Dataset entries

▼

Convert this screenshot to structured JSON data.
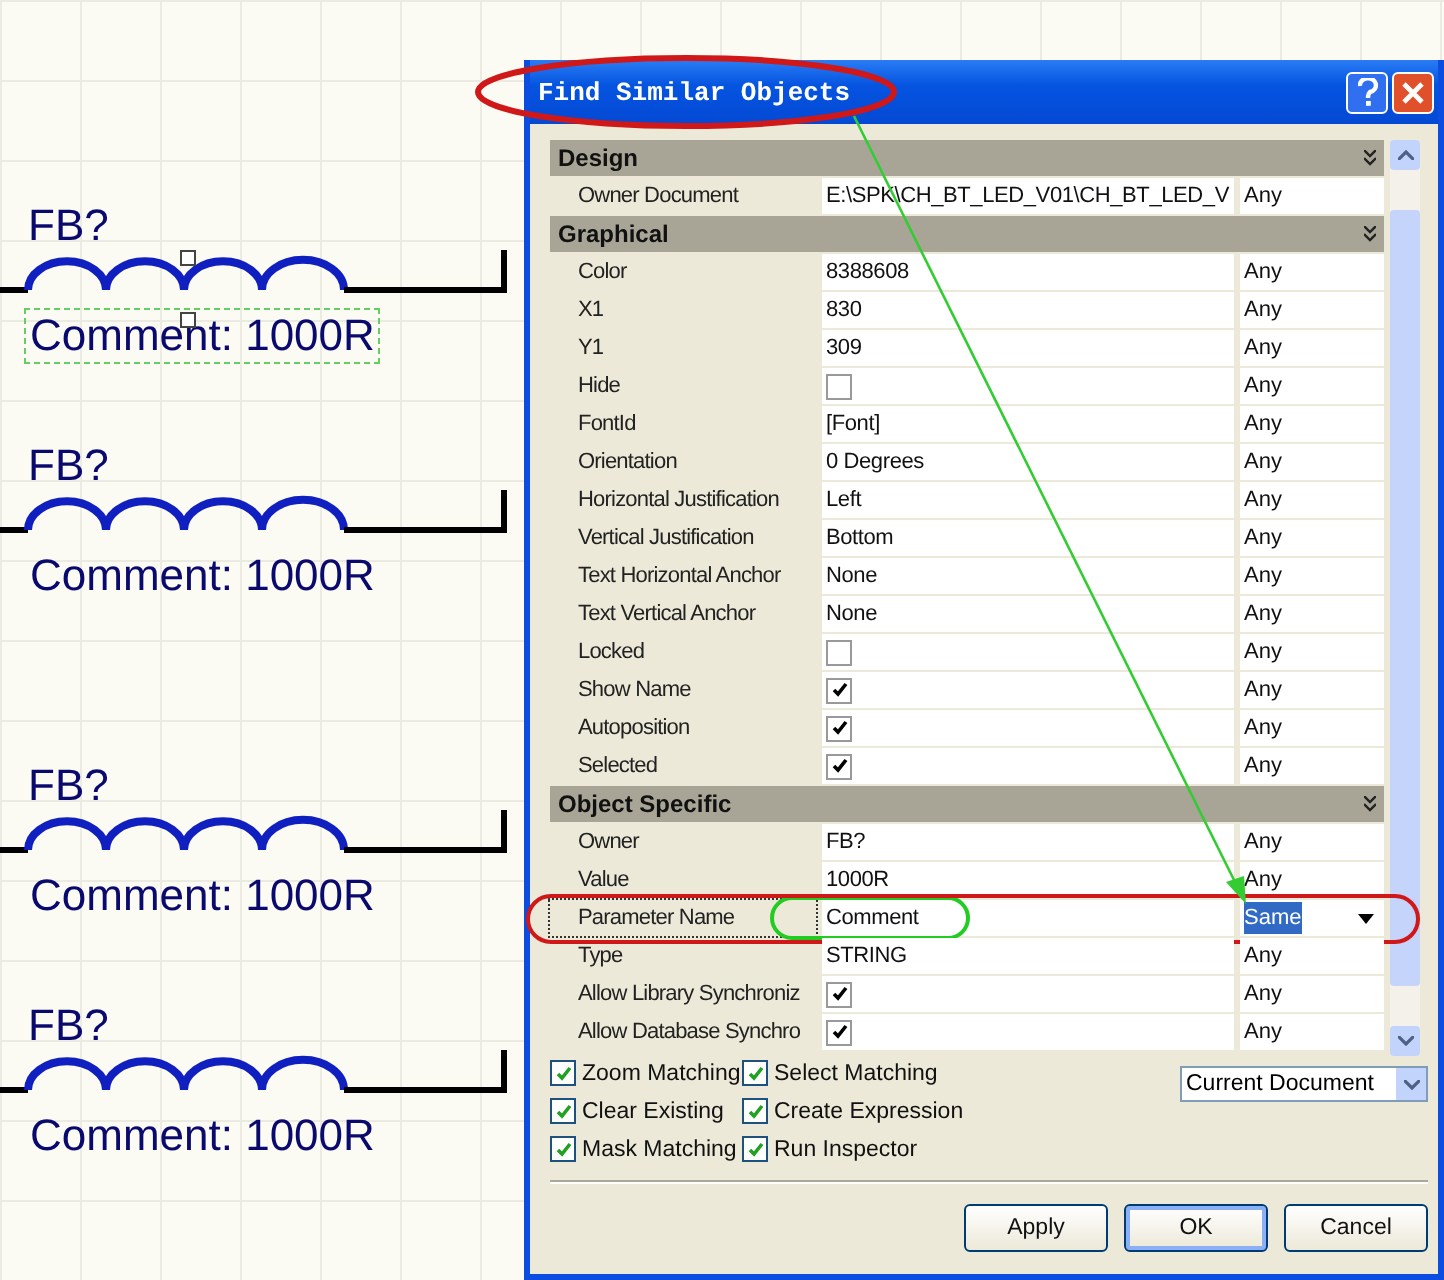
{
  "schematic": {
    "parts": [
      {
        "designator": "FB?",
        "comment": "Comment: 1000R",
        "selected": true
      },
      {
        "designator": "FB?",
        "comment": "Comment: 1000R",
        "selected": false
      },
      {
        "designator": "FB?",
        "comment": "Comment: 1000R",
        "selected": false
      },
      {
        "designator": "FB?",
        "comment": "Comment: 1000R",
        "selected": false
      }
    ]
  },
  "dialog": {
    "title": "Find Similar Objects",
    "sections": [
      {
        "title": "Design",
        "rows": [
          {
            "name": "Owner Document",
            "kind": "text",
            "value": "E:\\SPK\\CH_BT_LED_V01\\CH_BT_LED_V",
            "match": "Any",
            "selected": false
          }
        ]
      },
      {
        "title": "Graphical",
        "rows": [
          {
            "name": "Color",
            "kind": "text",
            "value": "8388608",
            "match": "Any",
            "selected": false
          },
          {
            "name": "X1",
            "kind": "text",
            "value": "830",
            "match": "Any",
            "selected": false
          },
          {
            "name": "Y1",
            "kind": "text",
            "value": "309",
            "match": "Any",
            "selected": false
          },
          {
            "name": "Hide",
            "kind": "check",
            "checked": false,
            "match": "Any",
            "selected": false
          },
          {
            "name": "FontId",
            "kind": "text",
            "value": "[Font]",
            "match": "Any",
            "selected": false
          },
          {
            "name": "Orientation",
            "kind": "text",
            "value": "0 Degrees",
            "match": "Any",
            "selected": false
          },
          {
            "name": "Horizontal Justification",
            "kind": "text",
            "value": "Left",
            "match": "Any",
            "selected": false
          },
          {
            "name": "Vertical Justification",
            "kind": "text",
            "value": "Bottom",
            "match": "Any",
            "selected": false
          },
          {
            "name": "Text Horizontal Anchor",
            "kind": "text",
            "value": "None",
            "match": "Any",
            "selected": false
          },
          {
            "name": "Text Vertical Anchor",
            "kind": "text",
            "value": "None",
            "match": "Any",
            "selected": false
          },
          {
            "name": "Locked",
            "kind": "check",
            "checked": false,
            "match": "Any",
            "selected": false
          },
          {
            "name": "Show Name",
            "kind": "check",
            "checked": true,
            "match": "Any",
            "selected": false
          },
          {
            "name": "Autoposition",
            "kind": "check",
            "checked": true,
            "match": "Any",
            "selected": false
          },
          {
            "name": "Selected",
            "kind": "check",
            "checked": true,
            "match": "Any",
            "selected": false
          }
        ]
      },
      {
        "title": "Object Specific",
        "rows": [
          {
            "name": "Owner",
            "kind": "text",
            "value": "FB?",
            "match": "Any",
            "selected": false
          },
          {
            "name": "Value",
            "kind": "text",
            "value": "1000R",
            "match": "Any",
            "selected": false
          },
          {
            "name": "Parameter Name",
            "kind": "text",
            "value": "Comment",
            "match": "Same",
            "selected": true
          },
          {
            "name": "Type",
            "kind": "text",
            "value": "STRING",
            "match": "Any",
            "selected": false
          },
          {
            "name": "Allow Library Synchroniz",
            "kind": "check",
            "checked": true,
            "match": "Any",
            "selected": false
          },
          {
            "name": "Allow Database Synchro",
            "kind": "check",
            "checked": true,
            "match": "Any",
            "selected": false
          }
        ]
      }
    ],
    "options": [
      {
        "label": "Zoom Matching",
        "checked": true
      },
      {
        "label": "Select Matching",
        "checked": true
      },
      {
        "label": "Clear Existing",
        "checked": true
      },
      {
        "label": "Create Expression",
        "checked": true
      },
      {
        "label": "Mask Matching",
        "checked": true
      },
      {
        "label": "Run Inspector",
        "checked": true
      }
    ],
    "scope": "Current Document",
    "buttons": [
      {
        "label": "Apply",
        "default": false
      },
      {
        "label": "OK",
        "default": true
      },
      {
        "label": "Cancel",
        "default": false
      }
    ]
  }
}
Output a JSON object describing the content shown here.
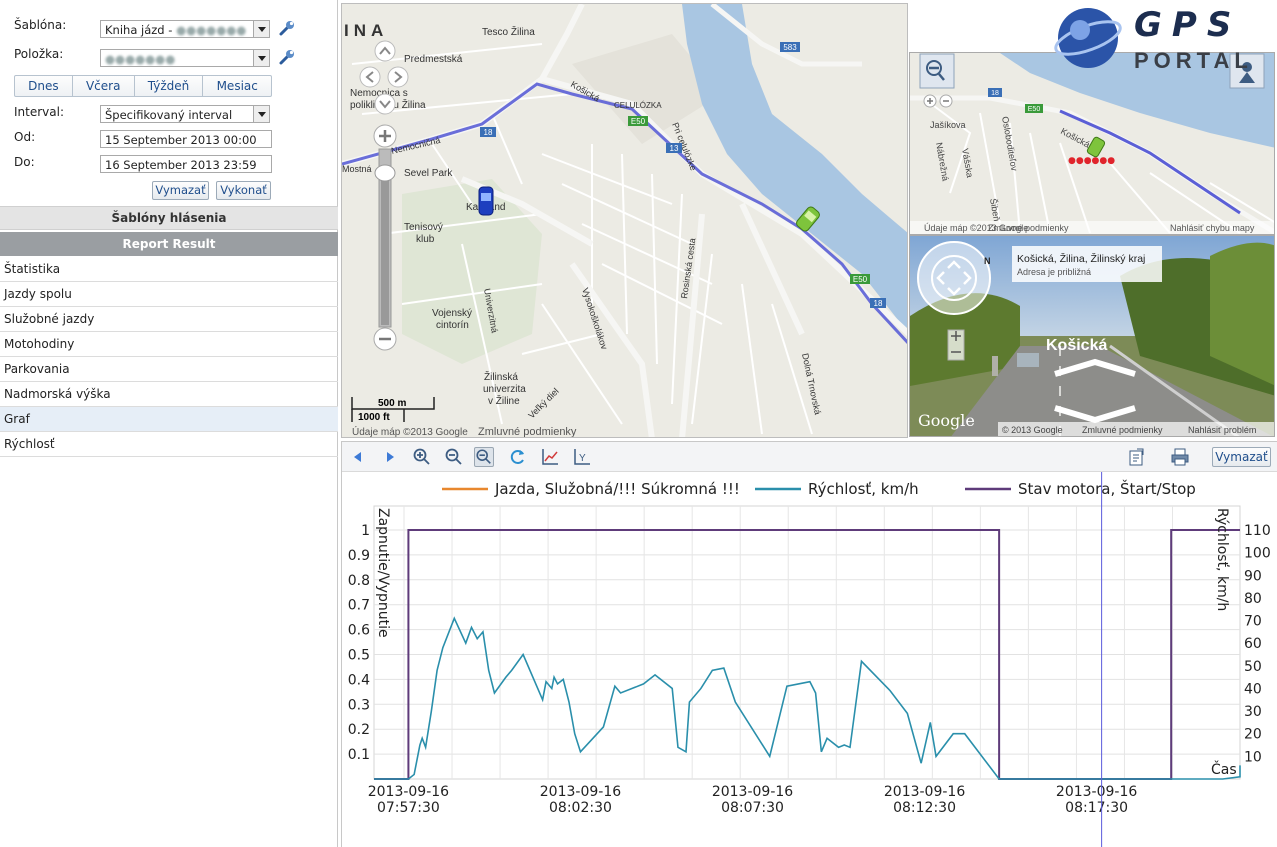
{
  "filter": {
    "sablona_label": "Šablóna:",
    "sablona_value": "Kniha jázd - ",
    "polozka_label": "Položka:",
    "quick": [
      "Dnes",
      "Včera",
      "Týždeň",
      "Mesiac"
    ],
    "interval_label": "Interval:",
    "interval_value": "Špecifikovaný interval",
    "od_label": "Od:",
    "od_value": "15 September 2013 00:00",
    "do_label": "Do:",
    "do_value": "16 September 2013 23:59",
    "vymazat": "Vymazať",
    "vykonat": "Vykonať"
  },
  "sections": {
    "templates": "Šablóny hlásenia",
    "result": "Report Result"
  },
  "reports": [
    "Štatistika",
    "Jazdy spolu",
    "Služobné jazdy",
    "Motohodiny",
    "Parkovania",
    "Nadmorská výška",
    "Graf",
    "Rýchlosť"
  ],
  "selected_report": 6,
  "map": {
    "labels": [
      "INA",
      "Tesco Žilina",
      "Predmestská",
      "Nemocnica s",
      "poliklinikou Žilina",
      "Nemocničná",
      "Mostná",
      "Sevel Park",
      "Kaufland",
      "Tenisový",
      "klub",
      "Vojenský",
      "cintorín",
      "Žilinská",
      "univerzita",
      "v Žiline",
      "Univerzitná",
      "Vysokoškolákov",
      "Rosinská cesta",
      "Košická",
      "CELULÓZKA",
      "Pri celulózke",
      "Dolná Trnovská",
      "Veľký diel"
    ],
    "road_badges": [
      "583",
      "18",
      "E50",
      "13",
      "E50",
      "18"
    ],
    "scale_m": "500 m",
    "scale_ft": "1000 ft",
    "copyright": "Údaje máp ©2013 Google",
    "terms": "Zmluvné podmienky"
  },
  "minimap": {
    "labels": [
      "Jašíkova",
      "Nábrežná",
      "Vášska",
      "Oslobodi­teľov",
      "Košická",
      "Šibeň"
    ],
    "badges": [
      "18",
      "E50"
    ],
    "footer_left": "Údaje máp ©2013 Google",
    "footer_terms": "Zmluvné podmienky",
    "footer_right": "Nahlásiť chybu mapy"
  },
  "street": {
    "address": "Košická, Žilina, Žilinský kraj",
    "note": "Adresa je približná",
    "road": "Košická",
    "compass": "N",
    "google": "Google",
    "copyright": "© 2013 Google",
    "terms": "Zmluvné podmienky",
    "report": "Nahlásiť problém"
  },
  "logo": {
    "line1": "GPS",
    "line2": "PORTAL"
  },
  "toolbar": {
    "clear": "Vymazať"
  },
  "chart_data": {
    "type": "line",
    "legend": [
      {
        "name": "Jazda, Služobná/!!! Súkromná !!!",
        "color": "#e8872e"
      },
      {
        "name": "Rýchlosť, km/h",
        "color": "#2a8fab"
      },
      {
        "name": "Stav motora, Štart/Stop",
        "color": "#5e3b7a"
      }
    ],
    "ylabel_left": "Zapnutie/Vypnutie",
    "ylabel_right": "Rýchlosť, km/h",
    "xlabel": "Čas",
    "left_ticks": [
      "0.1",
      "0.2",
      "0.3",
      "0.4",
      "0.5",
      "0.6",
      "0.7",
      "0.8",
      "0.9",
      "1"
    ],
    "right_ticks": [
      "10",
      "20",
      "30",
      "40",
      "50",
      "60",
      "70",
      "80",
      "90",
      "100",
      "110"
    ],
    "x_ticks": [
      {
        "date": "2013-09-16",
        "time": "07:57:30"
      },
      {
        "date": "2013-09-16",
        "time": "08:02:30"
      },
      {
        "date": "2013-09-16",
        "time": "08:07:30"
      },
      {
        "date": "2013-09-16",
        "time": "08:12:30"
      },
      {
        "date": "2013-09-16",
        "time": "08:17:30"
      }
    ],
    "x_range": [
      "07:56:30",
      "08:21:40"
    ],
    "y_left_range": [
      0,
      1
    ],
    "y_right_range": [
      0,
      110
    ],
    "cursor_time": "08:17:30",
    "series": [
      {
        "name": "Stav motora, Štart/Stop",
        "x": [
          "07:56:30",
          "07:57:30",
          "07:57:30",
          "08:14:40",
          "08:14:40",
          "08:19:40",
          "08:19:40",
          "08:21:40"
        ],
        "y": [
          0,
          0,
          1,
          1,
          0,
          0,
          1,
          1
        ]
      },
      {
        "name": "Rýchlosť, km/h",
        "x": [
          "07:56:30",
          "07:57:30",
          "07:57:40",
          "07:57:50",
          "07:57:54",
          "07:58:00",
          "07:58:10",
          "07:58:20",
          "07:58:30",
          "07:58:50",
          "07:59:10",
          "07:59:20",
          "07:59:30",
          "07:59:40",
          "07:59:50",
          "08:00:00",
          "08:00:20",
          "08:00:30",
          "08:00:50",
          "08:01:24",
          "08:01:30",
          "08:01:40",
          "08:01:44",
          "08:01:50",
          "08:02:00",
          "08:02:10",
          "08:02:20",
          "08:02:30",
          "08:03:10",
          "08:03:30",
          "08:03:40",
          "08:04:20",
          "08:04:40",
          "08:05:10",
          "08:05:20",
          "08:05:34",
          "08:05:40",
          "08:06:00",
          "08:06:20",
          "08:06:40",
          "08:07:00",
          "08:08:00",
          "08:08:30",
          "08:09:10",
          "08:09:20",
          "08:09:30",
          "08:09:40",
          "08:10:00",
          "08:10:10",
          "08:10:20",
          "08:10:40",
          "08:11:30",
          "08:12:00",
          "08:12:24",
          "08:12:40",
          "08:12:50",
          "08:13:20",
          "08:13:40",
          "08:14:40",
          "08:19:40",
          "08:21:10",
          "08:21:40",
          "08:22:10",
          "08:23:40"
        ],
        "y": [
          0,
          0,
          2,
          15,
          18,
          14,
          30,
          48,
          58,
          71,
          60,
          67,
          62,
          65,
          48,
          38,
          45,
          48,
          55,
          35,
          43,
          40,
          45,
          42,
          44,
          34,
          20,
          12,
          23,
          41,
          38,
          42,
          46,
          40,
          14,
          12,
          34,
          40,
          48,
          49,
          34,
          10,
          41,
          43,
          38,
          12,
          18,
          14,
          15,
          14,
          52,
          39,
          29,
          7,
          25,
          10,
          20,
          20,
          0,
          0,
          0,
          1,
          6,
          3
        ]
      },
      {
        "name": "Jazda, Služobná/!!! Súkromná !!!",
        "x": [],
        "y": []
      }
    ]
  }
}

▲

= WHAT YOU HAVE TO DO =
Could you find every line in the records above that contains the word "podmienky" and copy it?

= YOUR SOLUTION =
    "terms": "Zmluvné podmienky"
    "footer_terms": "Zmluvné podmienky",
    "terms": "Zmluvné podmienky",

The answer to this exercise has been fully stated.